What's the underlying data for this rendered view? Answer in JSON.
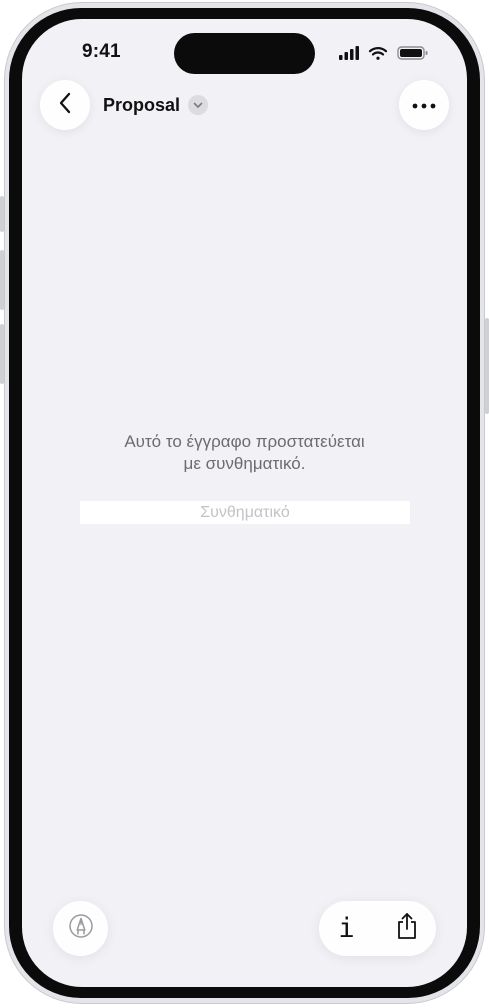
{
  "status_bar": {
    "time": "9:41",
    "icons": [
      "cellular-signal-icon",
      "wifi-icon",
      "battery-icon"
    ]
  },
  "nav": {
    "back_icon": "chevron-left-icon",
    "title": "Proposal",
    "title_menu_icon": "chevron-down-icon",
    "more_icon": "ellipsis-icon"
  },
  "content": {
    "message_line1": "Αυτό το έγγραφο προστατεύεται",
    "message_line2": "με συνθηματικό.",
    "password_placeholder": "Συνθηματικό"
  },
  "toolbar": {
    "markup_icon": "markup-pen-icon",
    "info_label": "i",
    "share_icon": "share-icon"
  },
  "colors": {
    "screen_background": "#f2f1f6",
    "message_text": "#6b6b70",
    "placeholder_text": "#c3c3c7"
  }
}
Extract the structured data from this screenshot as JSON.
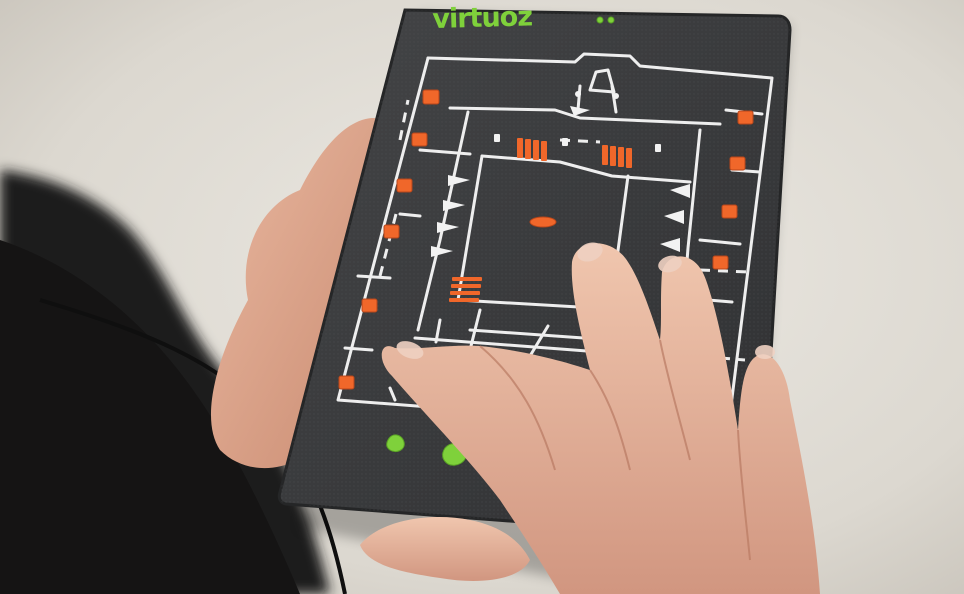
{
  "device": {
    "brand_text": "virtuoz",
    "colors": {
      "brand_green": "#7fd13b",
      "tile_orange": "#f0672a",
      "board_gray": "#3c3d3f",
      "line_white": "#f2f2f2"
    }
  },
  "scene": {
    "icons": [
      "hand-icon",
      "tactile-map-icon",
      "cable-icon"
    ]
  }
}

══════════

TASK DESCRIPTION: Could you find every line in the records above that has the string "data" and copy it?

EXPECTED ANSWER:
What's the underlying data for this rendered view? Answer in JSON.
Extract the structured data from this screenshot as JSON.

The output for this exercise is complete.